[Records from a collection]
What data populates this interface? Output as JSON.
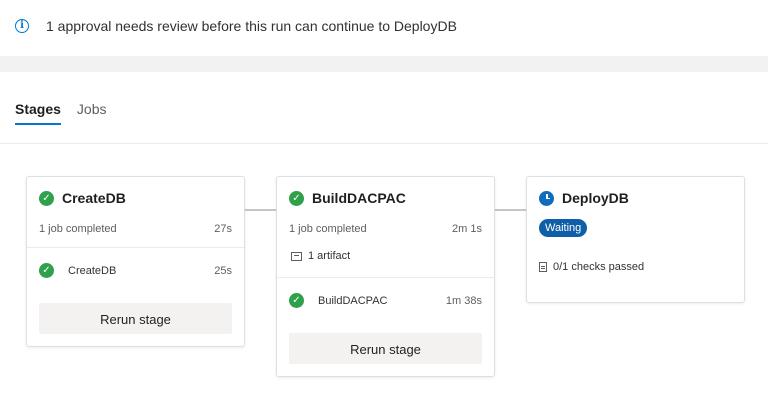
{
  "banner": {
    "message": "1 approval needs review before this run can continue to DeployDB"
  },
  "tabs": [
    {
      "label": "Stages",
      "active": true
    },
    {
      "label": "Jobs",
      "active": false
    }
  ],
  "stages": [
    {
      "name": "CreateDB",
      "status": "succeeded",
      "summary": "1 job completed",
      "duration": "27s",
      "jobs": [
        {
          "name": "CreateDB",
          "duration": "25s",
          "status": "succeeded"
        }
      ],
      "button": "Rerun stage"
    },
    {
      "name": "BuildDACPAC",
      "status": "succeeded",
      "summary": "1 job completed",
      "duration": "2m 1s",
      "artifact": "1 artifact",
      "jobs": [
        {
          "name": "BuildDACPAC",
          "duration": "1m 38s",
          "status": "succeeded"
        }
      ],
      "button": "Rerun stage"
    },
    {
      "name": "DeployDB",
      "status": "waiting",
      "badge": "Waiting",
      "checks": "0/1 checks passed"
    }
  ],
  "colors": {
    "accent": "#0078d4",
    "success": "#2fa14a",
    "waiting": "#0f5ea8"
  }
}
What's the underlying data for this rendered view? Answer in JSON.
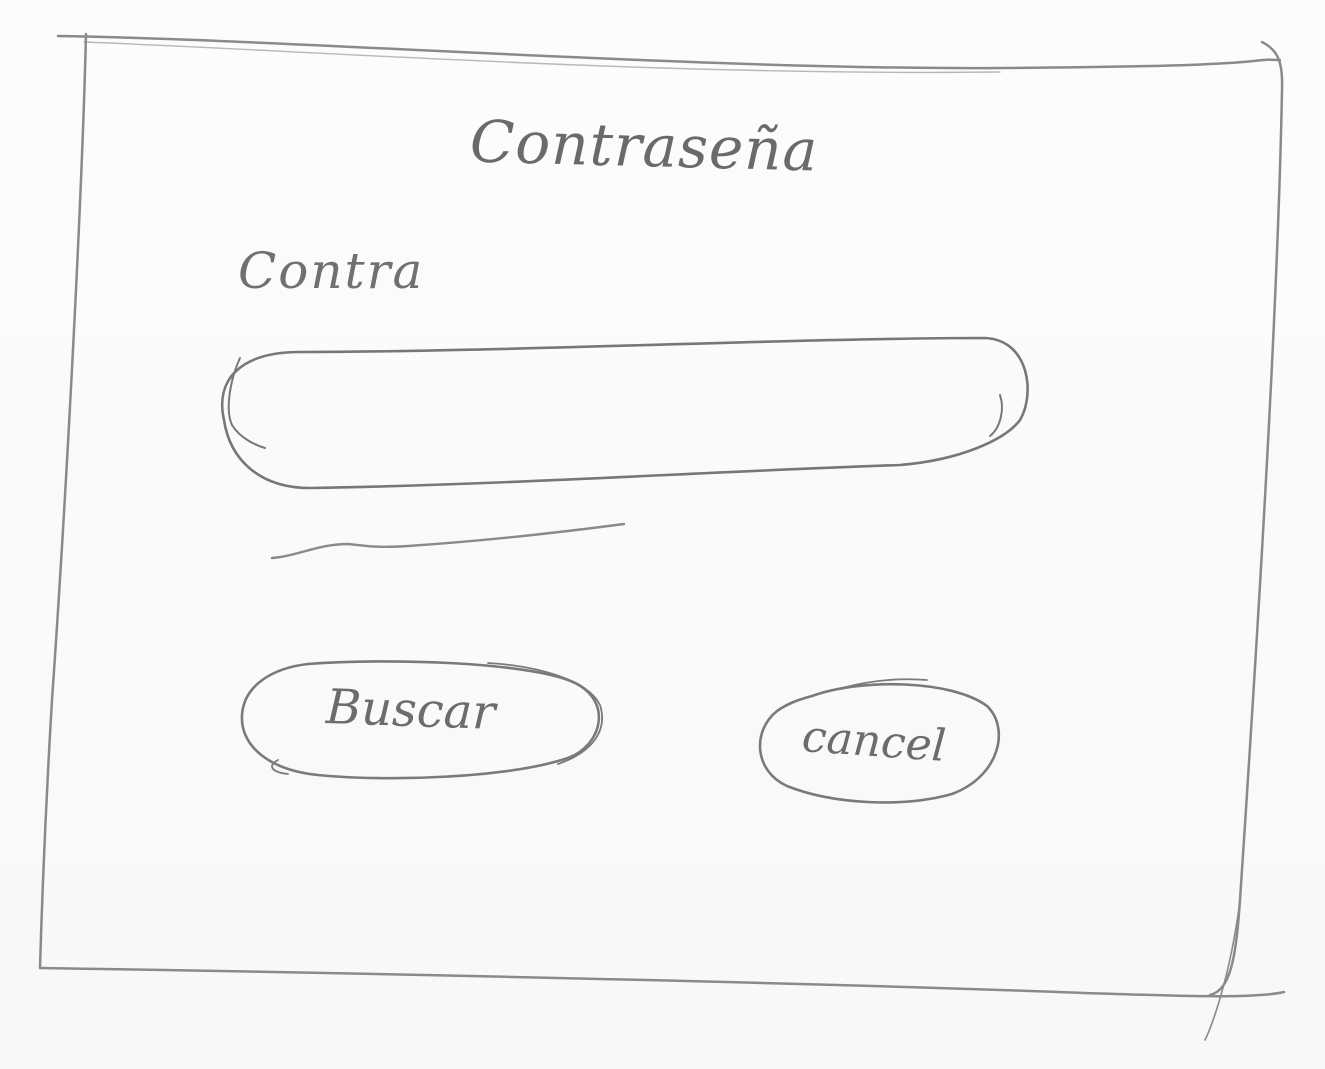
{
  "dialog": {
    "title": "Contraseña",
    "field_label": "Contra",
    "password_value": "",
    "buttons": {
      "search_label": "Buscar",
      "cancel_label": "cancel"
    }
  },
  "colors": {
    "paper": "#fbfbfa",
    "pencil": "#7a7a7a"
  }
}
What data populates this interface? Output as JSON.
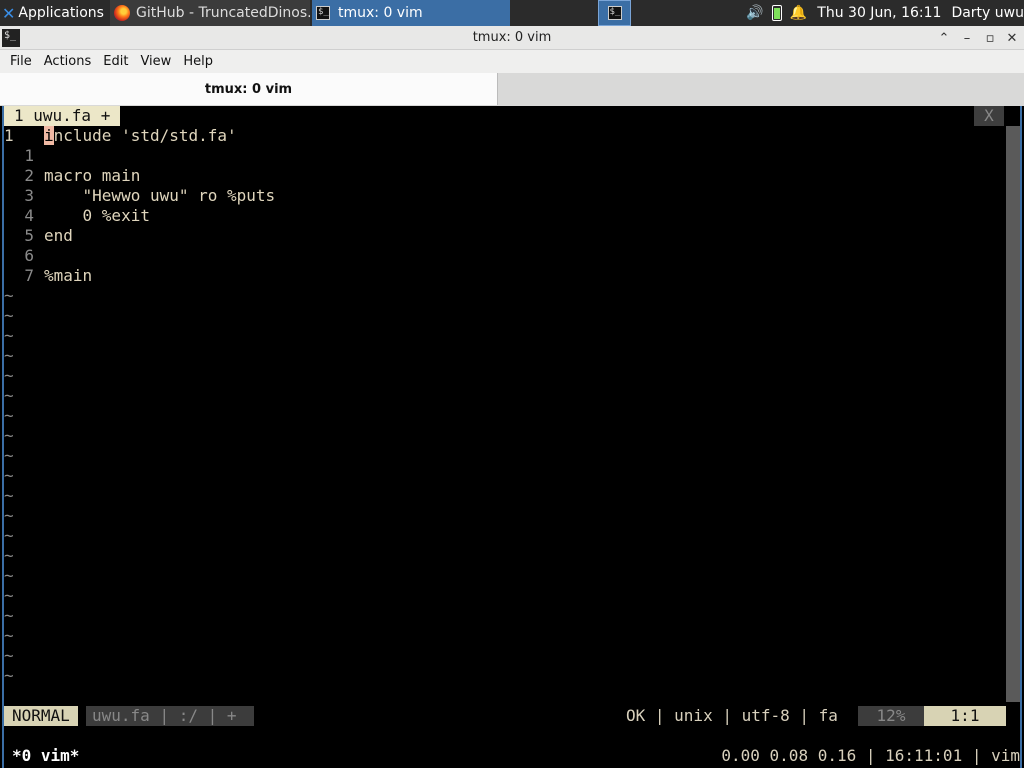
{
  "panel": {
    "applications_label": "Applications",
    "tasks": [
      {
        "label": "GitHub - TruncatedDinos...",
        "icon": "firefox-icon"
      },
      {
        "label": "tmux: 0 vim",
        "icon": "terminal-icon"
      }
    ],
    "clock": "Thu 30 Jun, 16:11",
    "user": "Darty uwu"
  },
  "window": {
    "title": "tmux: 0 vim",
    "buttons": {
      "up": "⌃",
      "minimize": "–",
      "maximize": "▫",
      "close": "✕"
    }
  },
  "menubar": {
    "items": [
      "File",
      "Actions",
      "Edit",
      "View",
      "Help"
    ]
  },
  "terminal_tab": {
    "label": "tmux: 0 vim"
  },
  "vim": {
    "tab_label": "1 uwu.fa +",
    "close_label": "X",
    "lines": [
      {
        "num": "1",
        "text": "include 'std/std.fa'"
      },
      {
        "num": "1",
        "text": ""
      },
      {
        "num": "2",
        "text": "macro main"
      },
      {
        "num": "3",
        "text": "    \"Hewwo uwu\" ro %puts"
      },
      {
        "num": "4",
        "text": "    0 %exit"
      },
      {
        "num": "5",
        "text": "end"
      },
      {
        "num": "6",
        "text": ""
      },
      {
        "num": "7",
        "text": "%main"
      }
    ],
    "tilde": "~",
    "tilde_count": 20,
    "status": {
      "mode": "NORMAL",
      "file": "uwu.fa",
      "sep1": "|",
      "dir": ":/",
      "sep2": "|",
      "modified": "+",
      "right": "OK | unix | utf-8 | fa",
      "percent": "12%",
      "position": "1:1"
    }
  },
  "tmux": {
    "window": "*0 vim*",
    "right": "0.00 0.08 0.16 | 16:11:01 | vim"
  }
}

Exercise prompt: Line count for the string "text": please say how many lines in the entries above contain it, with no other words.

Response: 8